__Work instructions__
Search the material for lines containing the word "JSON", and copy each one.

__Given records__
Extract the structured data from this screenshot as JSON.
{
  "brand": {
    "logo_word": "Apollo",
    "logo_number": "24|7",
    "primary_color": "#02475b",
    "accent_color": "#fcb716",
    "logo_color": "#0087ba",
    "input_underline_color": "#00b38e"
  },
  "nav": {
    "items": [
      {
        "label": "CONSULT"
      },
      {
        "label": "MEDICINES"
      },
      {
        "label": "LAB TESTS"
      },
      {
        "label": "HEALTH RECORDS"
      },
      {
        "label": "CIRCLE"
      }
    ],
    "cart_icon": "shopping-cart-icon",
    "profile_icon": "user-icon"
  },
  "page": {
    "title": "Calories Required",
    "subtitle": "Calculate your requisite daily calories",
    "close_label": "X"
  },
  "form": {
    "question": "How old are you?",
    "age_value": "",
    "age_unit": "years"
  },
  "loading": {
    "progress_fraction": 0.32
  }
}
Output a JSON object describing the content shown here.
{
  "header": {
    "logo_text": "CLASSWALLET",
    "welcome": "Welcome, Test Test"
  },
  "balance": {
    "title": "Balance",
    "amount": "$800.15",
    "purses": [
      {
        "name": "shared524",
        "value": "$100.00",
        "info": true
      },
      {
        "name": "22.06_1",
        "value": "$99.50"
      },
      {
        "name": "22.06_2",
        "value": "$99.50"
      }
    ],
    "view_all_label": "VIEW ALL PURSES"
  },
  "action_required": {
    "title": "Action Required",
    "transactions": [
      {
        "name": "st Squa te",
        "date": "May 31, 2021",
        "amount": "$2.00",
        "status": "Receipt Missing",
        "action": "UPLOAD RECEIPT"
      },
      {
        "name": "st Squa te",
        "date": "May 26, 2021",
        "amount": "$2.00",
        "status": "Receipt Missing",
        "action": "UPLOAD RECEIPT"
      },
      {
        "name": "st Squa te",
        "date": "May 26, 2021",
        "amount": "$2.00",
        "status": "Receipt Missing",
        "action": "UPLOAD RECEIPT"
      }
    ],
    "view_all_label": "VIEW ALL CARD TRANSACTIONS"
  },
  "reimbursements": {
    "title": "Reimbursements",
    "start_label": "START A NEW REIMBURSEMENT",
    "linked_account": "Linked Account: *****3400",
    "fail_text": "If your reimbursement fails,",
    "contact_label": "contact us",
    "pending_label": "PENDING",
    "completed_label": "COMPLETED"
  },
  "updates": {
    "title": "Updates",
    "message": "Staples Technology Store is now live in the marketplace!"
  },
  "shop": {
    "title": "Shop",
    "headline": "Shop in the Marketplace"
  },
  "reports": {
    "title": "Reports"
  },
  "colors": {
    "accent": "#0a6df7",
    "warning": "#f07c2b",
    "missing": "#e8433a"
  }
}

__Result of this exercise__
Extract the structured data from this screenshot as JSON.
Output a JSON object describing the content shown here.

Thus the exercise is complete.